Faye Webster returns on her own terms
‘Atlanta Millionaires Club’ blends intimacy, Americana, and R&B
Faye Webster is hitting her stride. When Creative Loafing caught up with her in 2017, the then 17-year-old singer and songwriter was capturing attention around the city, playing songs from her self-titled sophomore outing via Awful Records. The lone folkie in a crowd of left-field hip-hop rhymesmiths and producers, Webster stood apart by crafting a sophisticated blend of Americana and R&B bound by a wry and plainspoken lyrical approach.
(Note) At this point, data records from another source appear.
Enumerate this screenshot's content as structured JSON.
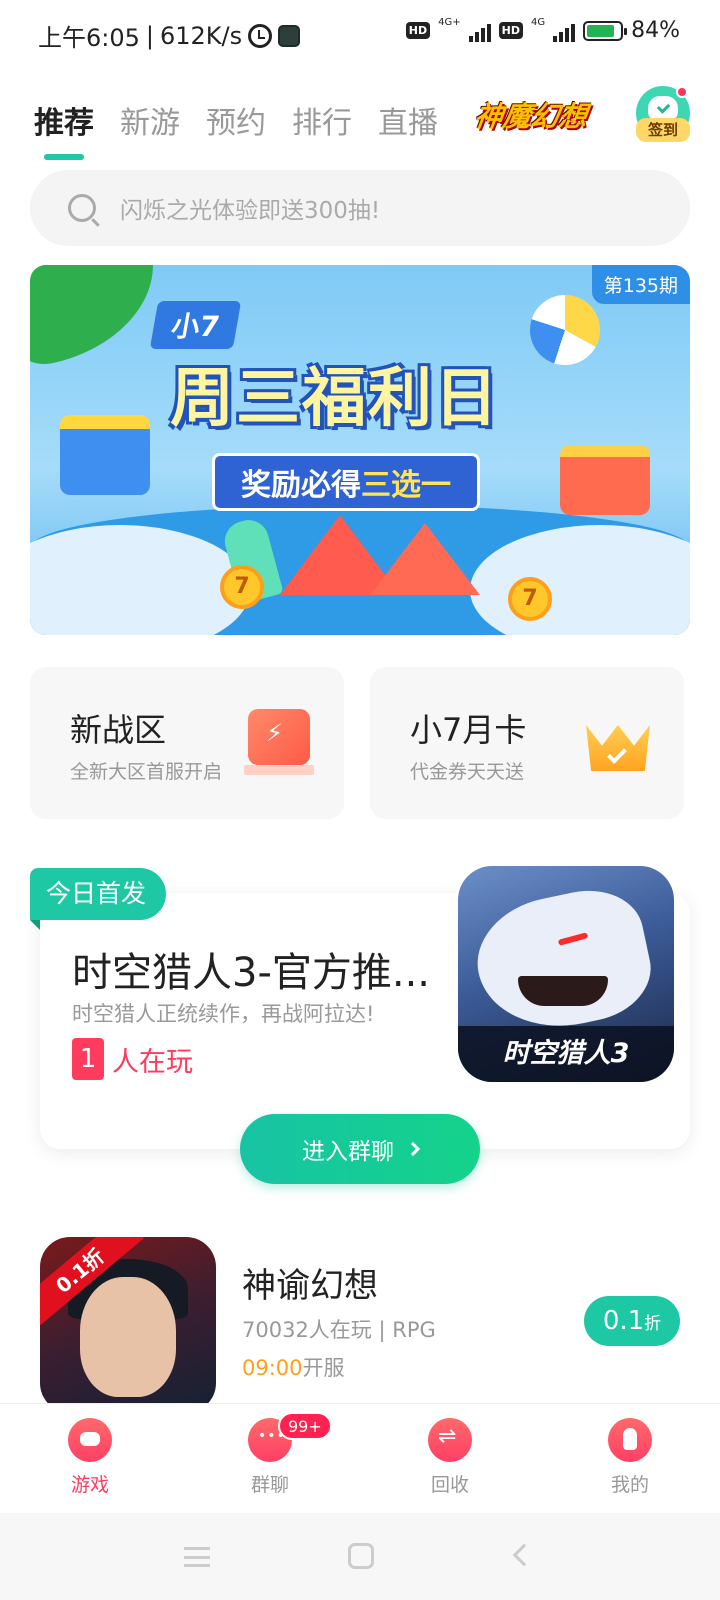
{
  "status_bar": {
    "time": "上午6:05",
    "separator": "|",
    "speed": "612K/s",
    "net_1": "4G+",
    "net_2": "4G",
    "battery": "84%"
  },
  "tabs": [
    {
      "label": "推荐",
      "active": true
    },
    {
      "label": "新游",
      "active": false
    },
    {
      "label": "预约",
      "active": false
    },
    {
      "label": "排行",
      "active": false
    },
    {
      "label": "直播",
      "active": false
    }
  ],
  "brand_tab": "神魔幻想",
  "checkin_label": "签到",
  "search": {
    "placeholder": "闪烁之光体验即送300抽!"
  },
  "banner": {
    "issue": "第135期",
    "brand": "小7",
    "headline": "周三福利日",
    "subline_1": "奖励必得",
    "subline_2": "三选一",
    "coin": "7"
  },
  "features": [
    {
      "title": "新战区",
      "subtitle": "全新大区首服开启",
      "icon": "lightning-flag-icon"
    },
    {
      "title": "小7月卡",
      "subtitle": "代金券天天送",
      "icon": "crown-icon"
    }
  ],
  "release": {
    "tag": "今日首发",
    "title": "时空猎人3-官方推...",
    "description": "时空猎人正统续作，再战阿拉达!",
    "players_count": "1",
    "players_label": "人在玩",
    "cover_logo": "时空猎人3",
    "enter_button": "进入群聊"
  },
  "game": {
    "ribbon": "0.1折",
    "title": "神谕幻想",
    "meta": "70032人在玩 | RPG",
    "open_time": "09:00",
    "open_label": "开服",
    "discount_value": "0.1",
    "discount_unit": "折"
  },
  "bottom_nav": [
    {
      "label": "游戏",
      "active": true,
      "icon": "gamepad-icon"
    },
    {
      "label": "群聊",
      "active": false,
      "icon": "chat-icon",
      "badge": "99+"
    },
    {
      "label": "回收",
      "active": false,
      "icon": "recycle-icon"
    },
    {
      "label": "我的",
      "active": false,
      "icon": "profile-icon"
    }
  ],
  "colors": {
    "accent": "#1fc8a4",
    "active_nav": "#ff3b5e",
    "open_time": "#ff9f1a"
  }
}
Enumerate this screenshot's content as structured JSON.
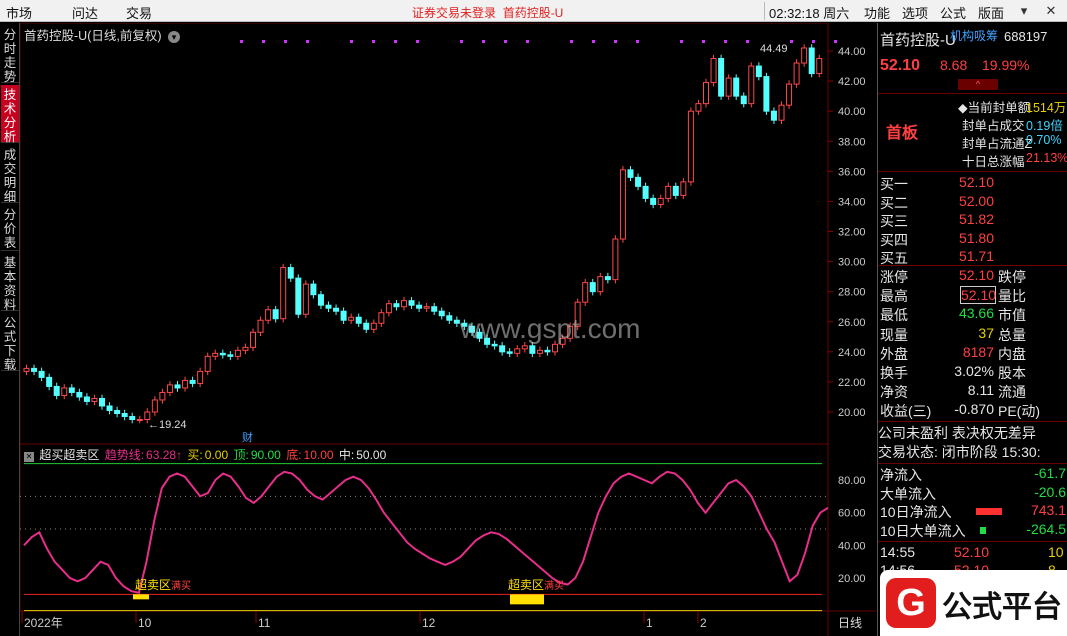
{
  "menubar": {
    "items": [
      "市场",
      "问达",
      "交易"
    ],
    "notice_left": "证券交易未登录",
    "notice_right": "首药控股-U",
    "clock": "02:32:18 周六",
    "right_items": [
      "功能",
      "选项",
      "公式",
      "版面"
    ]
  },
  "sidebar": {
    "tabs": [
      "分时走势",
      "技术分析",
      "成交明细",
      "分价表",
      "基本资料",
      "公式下载"
    ]
  },
  "chart": {
    "title": "首药控股-U(日线,前复权)",
    "price_ticks": [
      "44.00",
      "42.00",
      "40.00",
      "38.00",
      "36.00",
      "34.00",
      "32.00",
      "30.00",
      "28.00",
      "26.00",
      "24.00",
      "22.00",
      "20.00"
    ],
    "high_label": "44.49",
    "low_label": "19.24",
    "finance_badge": "财",
    "indicator": {
      "name": "超买超卖区",
      "trend_label": "趋势线:",
      "trend_value": "63.28↑",
      "buy_label": "买:",
      "buy_value": "0.00",
      "top_label": "顶:",
      "top_value": "90.00",
      "bottom_label": "底:",
      "bottom_value": "10.00",
      "mid_label": "中:",
      "mid_value": "50.00",
      "ticks": [
        "80.00",
        "60.00",
        "40.00",
        "20.00"
      ],
      "oversold_label": "超卖区",
      "buy_mark": "满买"
    },
    "x_labels": [
      "2022年",
      "10",
      "11",
      "12",
      "1",
      "2"
    ],
    "period_label": "日线",
    "watermark": "www.gspt.com"
  },
  "panel": {
    "name": "首药控股-U",
    "tag": "机构吸筹",
    "code": "688197",
    "price": "52.10",
    "change": "8.68",
    "pct": "19.99%",
    "board_label": "首板",
    "seal_rows": [
      {
        "label": "当前封单额",
        "value": "1514万"
      },
      {
        "label": "封单占成交",
        "value": "0.19倍"
      },
      {
        "label": "封单占流通Z",
        "value": "0.70%"
      },
      {
        "label": "十日总涨幅",
        "value": "21.13%"
      }
    ],
    "bids": [
      {
        "label": "买一",
        "price": "52.10"
      },
      {
        "label": "买二",
        "price": "52.00"
      },
      {
        "label": "买三",
        "price": "51.82"
      },
      {
        "label": "买四",
        "price": "51.80"
      },
      {
        "label": "买五",
        "price": "51.71"
      }
    ],
    "stats": [
      {
        "label": "涨停",
        "value": "52.10",
        "label2": "跌停"
      },
      {
        "label": "最高",
        "value": "52.10",
        "label2": "量比"
      },
      {
        "label": "最低",
        "value": "43.66",
        "label2": "市值"
      },
      {
        "label": "现量",
        "value": "37",
        "label2": "总量"
      },
      {
        "label": "外盘",
        "value": "8187",
        "label2": "内盘"
      },
      {
        "label": "换手",
        "value": "3.02%",
        "label2": "股本"
      },
      {
        "label": "净资",
        "value": "8.11",
        "label2": "流通"
      },
      {
        "label": "收益(三)",
        "value": "-0.870",
        "label2": "PE(动)"
      }
    ],
    "notice_line": "公司未盈利 表决权无差异",
    "trade_status": "交易状态: 闭市阶段 15:30:",
    "flows": [
      {
        "label": "净流入",
        "value": "-61.7"
      },
      {
        "label": "大单流入",
        "value": "-20.6"
      },
      {
        "label": "10日净流入",
        "value": "743.1"
      },
      {
        "label": "10日大单流入",
        "value": "-264.5"
      }
    ],
    "ticks": [
      {
        "time": "14:55",
        "price": "52.10",
        "vol": "10"
      },
      {
        "time": "14:56",
        "price": "52.10",
        "vol": "8"
      }
    ]
  },
  "logo": {
    "text": "公式平台"
  }
}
Webster is 21 years old now. After garnering a hard-earned national following through extensive touring, she’s back with her most intimate and fully realized album to date, titled Atlanta Millionaires Club, out May 24 via Secretly Canadian.
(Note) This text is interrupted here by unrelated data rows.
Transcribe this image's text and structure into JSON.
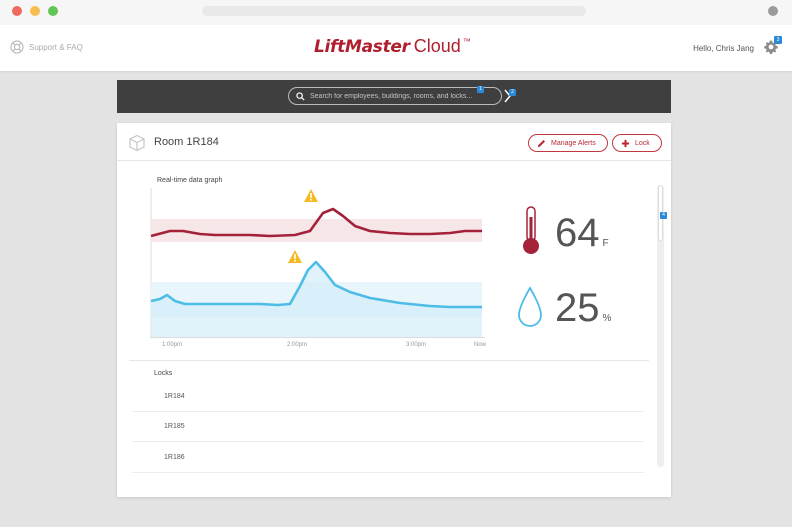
{
  "header": {
    "support_label": "Support & FAQ",
    "brand_main": "LiftMaster",
    "brand_sub": "Cloud",
    "brand_tm": "™",
    "greeting": "Hello, Chris Jang",
    "settings_badge": "3"
  },
  "search": {
    "placeholder": "Search for employees, buildings, rooms, and locks...",
    "badge_1": "1",
    "badge_2": "2"
  },
  "room": {
    "title": "Room 1R184",
    "manage_alerts_label": "Manage Alerts",
    "lock_label": "Lock"
  },
  "graph": {
    "label": "Real-time data graph",
    "x_ticks": [
      "1:00pm",
      "2:00pm",
      "3:00pm",
      "Now"
    ]
  },
  "readings": {
    "temperature_value": "64",
    "temperature_unit": "F",
    "humidity_value": "25",
    "humidity_unit": "%"
  },
  "scroll_badge": "4",
  "locks": {
    "title": "Locks",
    "items": [
      {
        "label": "1R184"
      },
      {
        "label": "1R185"
      },
      {
        "label": "1R186"
      }
    ]
  },
  "colors": {
    "brand_red": "#b01f2e",
    "temperature_line": "#a3223a",
    "humidity_line": "#4dbde8",
    "alert_yellow": "#f5b923",
    "badge_blue": "#2a8ad8"
  }
}
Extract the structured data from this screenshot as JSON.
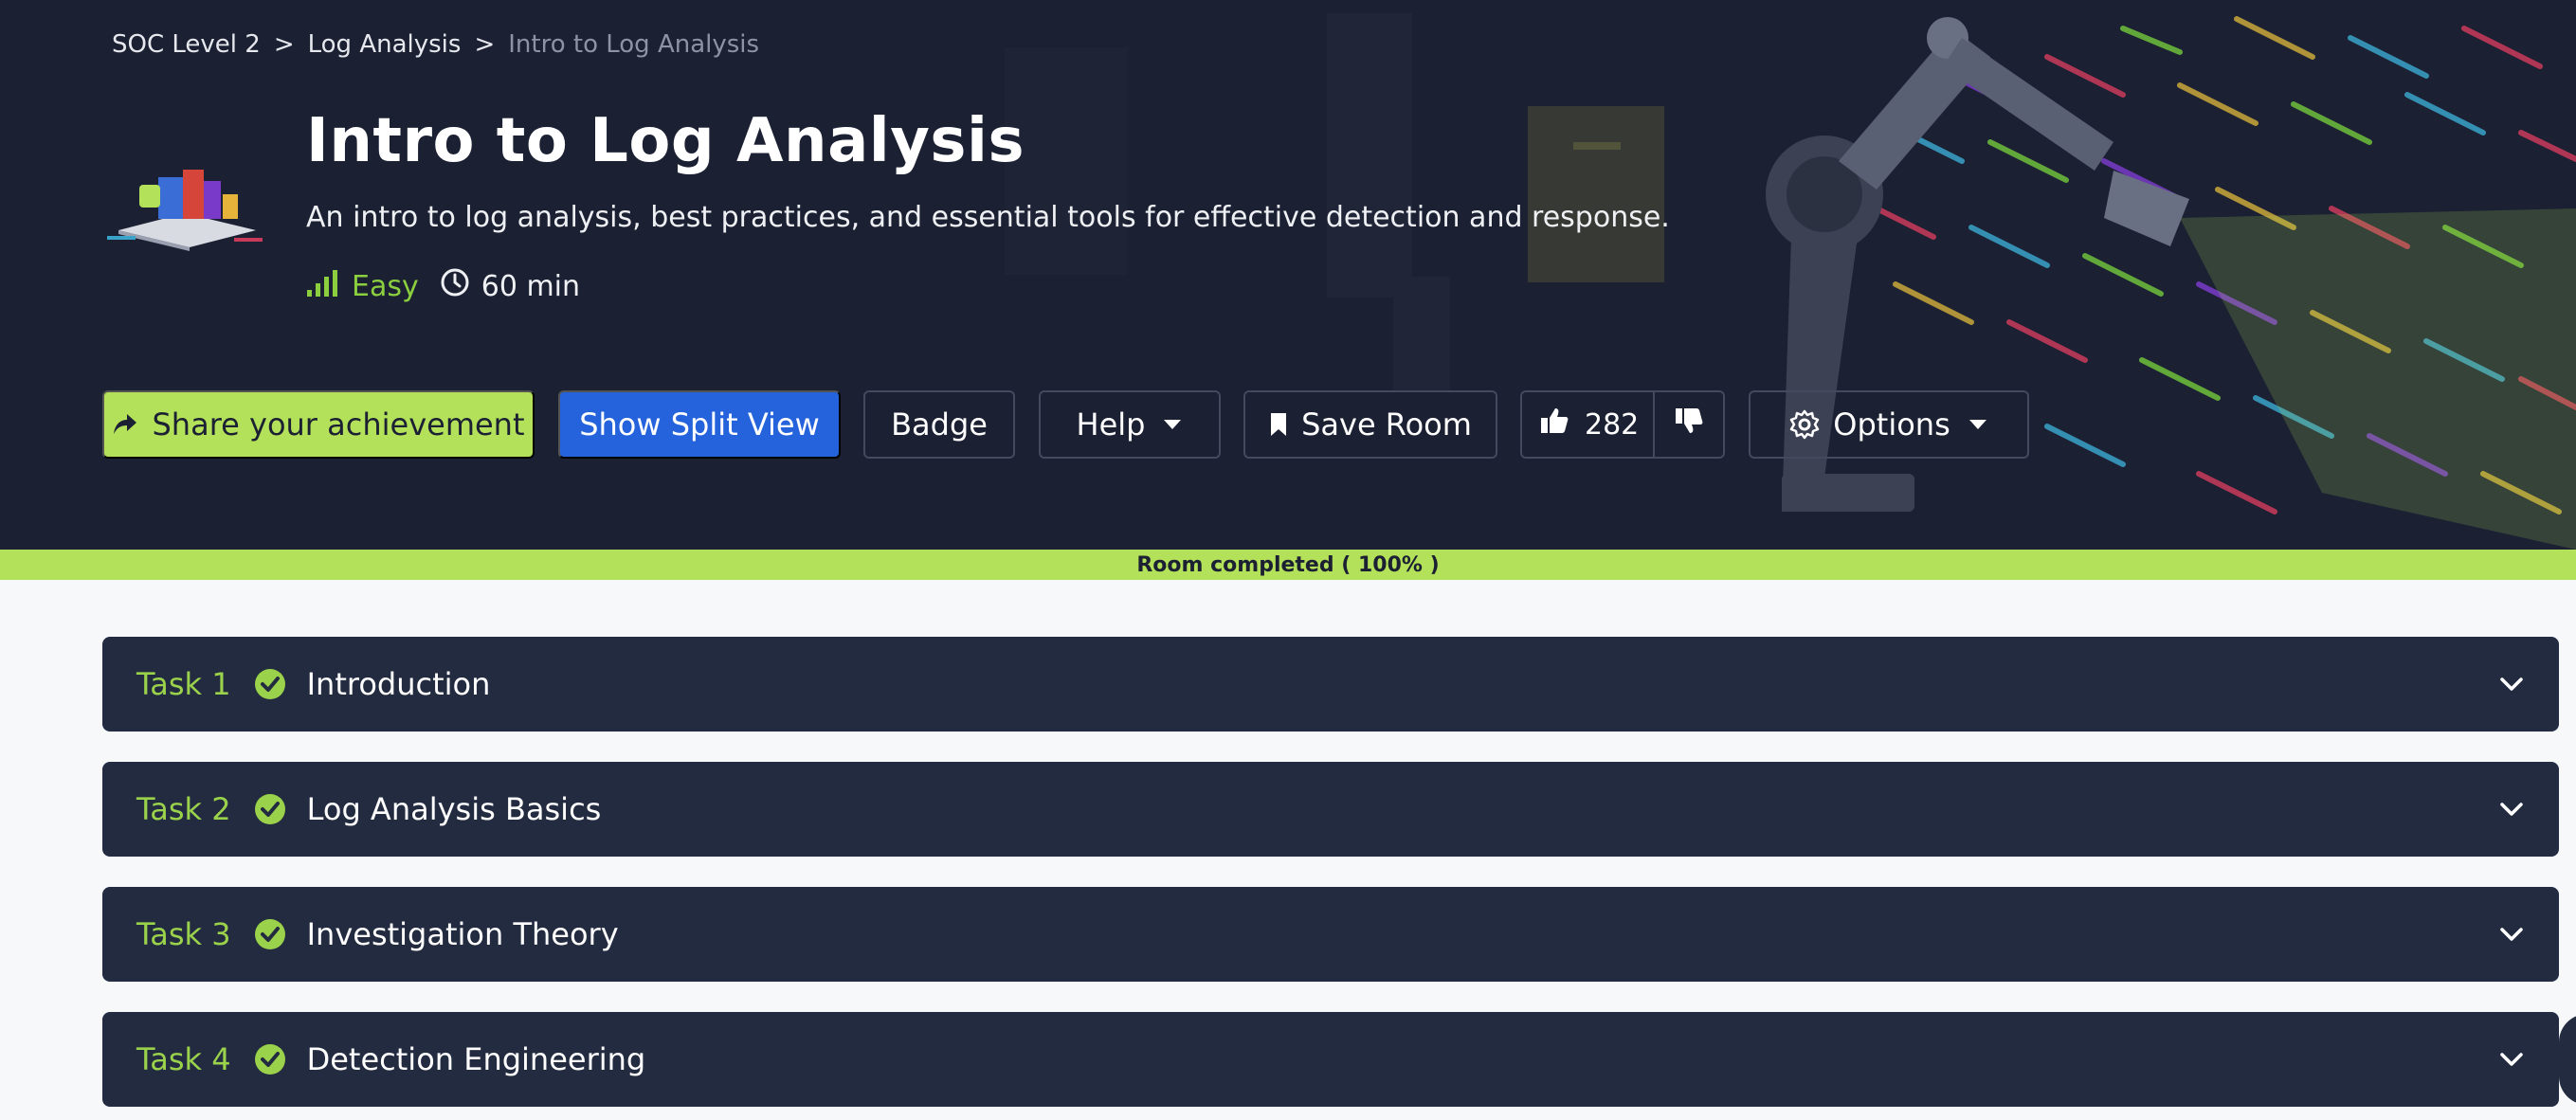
{
  "breadcrumb": {
    "items": [
      "SOC Level 2",
      "Log Analysis",
      "Intro to Log Analysis"
    ],
    "separator": ">"
  },
  "room": {
    "title": "Intro to Log Analysis",
    "description": "An intro to log analysis, best practices, and essential tools for effective detection and response.",
    "difficulty": "Easy",
    "duration": "60 min"
  },
  "actions": {
    "share_label": "Share your achievement",
    "split_view_label": "Show Split View",
    "badge_label": "Badge",
    "help_label": "Help",
    "save_label": "Save Room",
    "likes": "282",
    "options_label": "Options"
  },
  "progress": {
    "label": "Room completed ( 100% )",
    "percent": 100
  },
  "tasks": [
    {
      "number": "Task 1",
      "title": "Introduction",
      "completed": true
    },
    {
      "number": "Task 2",
      "title": "Log Analysis Basics",
      "completed": true
    },
    {
      "number": "Task 3",
      "title": "Investigation Theory",
      "completed": true
    },
    {
      "number": "Task 4",
      "title": "Detection Engineering",
      "completed": true
    }
  ],
  "colors": {
    "header_bg": "#1b2032",
    "accent_green": "#b4e15a",
    "primary_blue": "#2563dc",
    "task_bg": "#232b40",
    "difficulty_green": "#8bcf3f"
  },
  "icons": {
    "share": "share-arrow-icon",
    "help_caret": "caret-down-icon",
    "save": "bookmark-icon",
    "like": "thumbs-up-icon",
    "dislike": "thumbs-down-icon",
    "options": "gear-icon",
    "task_check": "check-circle-icon",
    "task_expand": "chevron-down-icon",
    "difficulty": "signal-bars-icon",
    "duration": "clock-icon"
  }
}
“I’ve never been that kind of person who can write about somebody else’s experience or a movie I might’ve seen,” Webster says. “I’ve always felt like it needs to come from me and not someone else.”
Introducing herself to the local scene in 2013 with the bluegrass fare of her debut, Run and Tell, Webster built her foundation on the country and folk roots that she grew up with. It wasn’t until joining Awful Records’ roster in 2017, where she joined the ranks of one of the most innovative underground hip-hop collectives Atlanta has seen in recent history, that Webster began finding her voice. Helmed by label mastermind Father, Awful Records made a name for itself by developing psychedelic trap and launching the career of artists such as ABRA, Danger Incorporated, and Playboi Carti.
Webster notes that despite her outsider role, being accepted by Awful proved the eclectic, boundary-pushing nature of the label. Awful Records became a stepping stone for Webster, giving her the courage to take more risks with her sound, and to venture beyond typical genre definitions.
“There’s a kind of beauty in not having to classify my art,” Webster says. “I’m able to make it and let people think whatever they want to think.”
It’s that same attitude that Webster leans into with Atlanta Millionaires Club. Armed with a newfound confidence and time spent honing her craft, she isn’t afraid to open up and let people into whatever she’s going through. Take the album’s opener, “Room Temperature,” in which she laments, “Looks like I’ve been crying again, over the same thing,” accented by Athens mainstay Matt “Pistol” Stoessel’s tear-stained pedal-steel work. His melodies ebb and flow, offering a tongue-in-cheek nostalgia and swooning theatrics during the record’s most lonesome moments.
The songs on the record were written over a two-year period as Webster settled into new stages of her life, leaving school in Nashville and moving into a place of her own in Atlanta, and the music reflects her feelings of existing out of time and place. Songs like “Kingston” and “Right Side of My Neck” function as mementos — souvenirs from a darker emotional place conjured through the solemn strums of her guitar and whispery vocal delivery.
Once Webster had arranged the bones of the songs, she recorded the album in chunks with Drew Vandenberg at Athens’ Chase Park Transduction studio. Webster took her time with the songwriting and recording process, adding new sonic elements and explorations as needed.
“I didn’t want to write another album that was textbook Faye Webster,” she says. “I wanted to give people something new.”
Though Webster’s usual indie-folk style harkens back to her self-titled release, the new record introduces forays into classic Southern R&B as well as some jazz-inflected balladry. This new dynamic is most present on “Jonny,” the centerpiece of the record and one of the most heartbreaking songs Webster has written. Here, she crafts a jazzy, country-soul ballad that lifts her mournful voice into cinematic territory. Full of brass and string flourishes, spine-tingling moments, and theatrics, it’s a love song in spite of itself.
Before launching into the chorus, Webster displays her wry sense of humor when she sings, “I want to find a man with an old name just like me / And get over how my dog is my best friend / And he doesn’t even know what my name is.”
All joking aside, it’s one of the most direct moments on the record, demonstrating a certain vulnerability that’s uncharted for the Atlanta native.
“I probably would’ve been too scared to say the things on my new record in my previous work,” Webster says, “but that’s just something that comes with time.”
From start to finish, Atlanta Millionaires Club is a carefully curated statement of artistic intent. Crafted in the thick of isolation and heartbreak, the album sees Webster emerging with confident control of who she wants to be and the music that she wants to make. She’s no longer trapped behind whatever labels are placed on her; rather, she’s looking forward. Whatever comes next for the songwriter is up to chance, but what’s for certain is that it will be entirely on her own terms.